The word "SHANXI" turns up on some lines of this data; say how many, and give no other text.
━━━━━ Records shown ━━━━━
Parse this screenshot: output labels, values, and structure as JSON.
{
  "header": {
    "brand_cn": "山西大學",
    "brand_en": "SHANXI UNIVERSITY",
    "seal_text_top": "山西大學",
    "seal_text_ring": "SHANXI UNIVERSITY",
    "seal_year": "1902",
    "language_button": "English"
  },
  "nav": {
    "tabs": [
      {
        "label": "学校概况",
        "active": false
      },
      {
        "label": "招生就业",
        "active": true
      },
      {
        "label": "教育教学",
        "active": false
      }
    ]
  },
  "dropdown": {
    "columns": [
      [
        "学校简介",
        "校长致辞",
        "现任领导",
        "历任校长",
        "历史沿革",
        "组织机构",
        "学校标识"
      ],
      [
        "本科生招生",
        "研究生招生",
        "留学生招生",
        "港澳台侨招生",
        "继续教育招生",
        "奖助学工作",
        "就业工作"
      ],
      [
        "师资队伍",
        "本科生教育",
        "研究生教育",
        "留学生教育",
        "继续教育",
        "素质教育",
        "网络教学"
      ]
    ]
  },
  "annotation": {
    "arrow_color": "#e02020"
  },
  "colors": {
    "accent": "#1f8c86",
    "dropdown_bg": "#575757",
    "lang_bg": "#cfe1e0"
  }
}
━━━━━
» Expected output: 2